**Task brief**. Among the records below, which lines contain the string "screenshot"? Report them.

--- Records to use Enclosed Below ---

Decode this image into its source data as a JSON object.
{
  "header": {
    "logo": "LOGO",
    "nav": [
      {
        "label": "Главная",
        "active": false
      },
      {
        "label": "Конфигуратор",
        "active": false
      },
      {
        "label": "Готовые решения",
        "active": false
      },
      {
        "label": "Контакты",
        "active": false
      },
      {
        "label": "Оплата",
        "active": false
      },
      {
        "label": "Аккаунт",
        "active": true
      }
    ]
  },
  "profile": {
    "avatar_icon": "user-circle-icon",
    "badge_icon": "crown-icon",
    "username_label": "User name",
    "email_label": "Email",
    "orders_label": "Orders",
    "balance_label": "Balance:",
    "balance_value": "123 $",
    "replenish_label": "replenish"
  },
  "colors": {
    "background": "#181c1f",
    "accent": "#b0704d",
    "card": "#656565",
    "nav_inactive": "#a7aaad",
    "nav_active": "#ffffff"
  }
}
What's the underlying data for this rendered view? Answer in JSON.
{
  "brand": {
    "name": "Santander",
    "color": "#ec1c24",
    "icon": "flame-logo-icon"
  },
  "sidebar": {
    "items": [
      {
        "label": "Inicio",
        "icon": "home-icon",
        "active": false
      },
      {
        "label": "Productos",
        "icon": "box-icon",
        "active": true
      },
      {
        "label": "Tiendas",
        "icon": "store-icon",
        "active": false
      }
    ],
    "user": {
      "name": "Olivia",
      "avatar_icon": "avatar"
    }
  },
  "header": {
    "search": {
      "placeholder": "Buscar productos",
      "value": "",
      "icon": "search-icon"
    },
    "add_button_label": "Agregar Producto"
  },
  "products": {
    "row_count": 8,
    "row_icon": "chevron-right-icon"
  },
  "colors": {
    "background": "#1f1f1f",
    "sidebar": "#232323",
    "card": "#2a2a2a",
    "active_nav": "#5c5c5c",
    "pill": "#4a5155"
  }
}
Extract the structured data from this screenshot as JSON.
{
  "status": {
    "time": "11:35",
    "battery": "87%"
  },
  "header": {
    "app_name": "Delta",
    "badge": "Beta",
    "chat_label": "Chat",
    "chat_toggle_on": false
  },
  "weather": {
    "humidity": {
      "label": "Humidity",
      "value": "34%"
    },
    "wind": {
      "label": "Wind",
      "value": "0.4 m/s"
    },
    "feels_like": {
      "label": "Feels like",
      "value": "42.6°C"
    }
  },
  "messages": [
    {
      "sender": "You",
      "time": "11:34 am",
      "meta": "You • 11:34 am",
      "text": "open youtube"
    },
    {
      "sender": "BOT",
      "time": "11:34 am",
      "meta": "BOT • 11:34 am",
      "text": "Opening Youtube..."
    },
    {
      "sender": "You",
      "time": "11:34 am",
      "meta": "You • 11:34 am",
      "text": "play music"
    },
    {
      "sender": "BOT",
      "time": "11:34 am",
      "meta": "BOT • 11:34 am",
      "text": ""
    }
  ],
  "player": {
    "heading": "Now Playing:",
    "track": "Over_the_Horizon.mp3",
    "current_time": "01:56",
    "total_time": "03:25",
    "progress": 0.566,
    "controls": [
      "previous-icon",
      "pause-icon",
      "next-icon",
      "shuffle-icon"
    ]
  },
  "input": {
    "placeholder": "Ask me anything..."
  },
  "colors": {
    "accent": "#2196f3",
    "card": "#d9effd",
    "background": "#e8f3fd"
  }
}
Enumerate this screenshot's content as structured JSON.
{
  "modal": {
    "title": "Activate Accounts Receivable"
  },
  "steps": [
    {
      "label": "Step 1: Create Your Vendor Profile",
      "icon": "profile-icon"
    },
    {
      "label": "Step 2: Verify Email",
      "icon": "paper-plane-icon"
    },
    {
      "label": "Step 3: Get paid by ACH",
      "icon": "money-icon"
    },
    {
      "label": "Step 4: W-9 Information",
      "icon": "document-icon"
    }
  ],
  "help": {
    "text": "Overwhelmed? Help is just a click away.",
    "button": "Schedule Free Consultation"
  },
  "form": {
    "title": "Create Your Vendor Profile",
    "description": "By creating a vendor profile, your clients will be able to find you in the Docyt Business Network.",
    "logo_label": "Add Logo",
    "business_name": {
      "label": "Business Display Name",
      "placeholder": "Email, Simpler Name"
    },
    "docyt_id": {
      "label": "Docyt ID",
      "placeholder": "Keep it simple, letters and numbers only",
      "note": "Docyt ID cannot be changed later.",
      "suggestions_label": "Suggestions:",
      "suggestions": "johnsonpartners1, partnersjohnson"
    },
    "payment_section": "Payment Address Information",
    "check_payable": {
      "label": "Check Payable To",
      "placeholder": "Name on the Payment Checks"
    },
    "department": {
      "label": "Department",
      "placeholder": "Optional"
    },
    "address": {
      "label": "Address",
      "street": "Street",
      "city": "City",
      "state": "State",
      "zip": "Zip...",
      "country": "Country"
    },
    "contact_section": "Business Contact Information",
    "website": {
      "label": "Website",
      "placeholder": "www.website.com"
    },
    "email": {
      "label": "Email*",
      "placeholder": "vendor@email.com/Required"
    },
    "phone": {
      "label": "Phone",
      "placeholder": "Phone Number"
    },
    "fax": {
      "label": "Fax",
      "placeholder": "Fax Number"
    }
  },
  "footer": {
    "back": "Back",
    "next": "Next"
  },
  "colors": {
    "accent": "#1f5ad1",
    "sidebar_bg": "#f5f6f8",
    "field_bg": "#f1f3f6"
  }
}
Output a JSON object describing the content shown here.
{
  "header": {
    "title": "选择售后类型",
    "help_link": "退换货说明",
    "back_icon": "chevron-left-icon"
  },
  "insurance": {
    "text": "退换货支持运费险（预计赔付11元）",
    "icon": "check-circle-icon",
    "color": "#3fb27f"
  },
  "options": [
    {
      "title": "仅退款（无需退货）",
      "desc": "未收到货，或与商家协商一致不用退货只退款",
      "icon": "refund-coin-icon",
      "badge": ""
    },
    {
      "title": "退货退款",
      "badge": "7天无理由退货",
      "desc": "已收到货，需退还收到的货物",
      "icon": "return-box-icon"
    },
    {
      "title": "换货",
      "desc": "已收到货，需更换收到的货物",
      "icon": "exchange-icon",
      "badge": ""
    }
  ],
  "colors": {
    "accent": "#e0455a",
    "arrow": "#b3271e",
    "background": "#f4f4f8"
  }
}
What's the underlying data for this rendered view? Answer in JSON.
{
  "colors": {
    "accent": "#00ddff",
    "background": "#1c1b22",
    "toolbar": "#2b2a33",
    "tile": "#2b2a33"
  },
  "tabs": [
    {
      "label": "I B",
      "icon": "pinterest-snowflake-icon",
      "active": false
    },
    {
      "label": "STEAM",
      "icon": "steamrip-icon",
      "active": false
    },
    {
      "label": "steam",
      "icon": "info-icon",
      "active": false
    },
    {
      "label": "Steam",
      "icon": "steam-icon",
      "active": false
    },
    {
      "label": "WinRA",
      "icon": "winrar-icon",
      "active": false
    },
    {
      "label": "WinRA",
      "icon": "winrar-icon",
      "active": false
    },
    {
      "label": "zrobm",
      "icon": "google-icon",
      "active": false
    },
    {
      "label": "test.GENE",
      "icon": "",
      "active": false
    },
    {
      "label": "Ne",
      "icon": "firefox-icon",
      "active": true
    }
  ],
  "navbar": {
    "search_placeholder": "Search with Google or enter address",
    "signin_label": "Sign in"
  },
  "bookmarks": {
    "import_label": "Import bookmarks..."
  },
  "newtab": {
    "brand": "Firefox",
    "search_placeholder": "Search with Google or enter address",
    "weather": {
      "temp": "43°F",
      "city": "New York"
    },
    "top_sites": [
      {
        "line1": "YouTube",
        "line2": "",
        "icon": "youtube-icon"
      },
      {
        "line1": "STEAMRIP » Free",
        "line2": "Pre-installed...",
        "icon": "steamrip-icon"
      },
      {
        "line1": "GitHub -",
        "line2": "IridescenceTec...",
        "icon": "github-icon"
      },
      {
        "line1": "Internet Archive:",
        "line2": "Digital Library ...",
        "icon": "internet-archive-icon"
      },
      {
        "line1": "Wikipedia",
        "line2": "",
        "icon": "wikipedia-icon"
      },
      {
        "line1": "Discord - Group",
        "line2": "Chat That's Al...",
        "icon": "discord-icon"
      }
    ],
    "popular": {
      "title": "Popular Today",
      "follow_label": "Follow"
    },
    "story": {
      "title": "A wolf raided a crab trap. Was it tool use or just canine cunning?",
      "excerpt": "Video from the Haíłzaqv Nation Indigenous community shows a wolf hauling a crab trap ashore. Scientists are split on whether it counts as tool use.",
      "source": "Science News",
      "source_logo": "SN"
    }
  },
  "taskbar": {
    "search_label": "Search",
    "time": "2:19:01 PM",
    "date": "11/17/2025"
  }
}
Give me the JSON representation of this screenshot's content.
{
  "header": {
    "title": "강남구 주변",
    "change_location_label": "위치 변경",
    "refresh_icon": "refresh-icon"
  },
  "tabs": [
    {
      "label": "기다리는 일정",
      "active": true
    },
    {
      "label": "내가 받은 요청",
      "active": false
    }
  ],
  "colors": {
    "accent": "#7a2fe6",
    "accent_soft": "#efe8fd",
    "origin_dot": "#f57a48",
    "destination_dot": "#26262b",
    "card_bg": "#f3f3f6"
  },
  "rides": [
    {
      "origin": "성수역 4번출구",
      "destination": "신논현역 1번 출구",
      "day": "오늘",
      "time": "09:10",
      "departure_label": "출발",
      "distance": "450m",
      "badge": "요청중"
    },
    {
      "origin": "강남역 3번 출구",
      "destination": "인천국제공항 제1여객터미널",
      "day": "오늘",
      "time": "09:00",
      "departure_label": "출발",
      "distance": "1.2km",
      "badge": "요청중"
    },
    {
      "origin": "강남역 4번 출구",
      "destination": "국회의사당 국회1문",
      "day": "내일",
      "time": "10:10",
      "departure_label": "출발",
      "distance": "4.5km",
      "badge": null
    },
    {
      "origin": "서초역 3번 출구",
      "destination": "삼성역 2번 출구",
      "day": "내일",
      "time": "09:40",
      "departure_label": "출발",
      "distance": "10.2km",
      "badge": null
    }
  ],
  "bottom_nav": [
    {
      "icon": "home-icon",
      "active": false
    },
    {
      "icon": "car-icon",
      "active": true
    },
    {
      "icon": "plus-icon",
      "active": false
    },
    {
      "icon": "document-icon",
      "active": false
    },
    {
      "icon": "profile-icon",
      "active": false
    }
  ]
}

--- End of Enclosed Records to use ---

**Solution to this problem**.
Extract the structured data from this screenshot as JSON.
Enumerate this screenshot's content as structured JSON.
Give me the JSON representation of this screenshot's content.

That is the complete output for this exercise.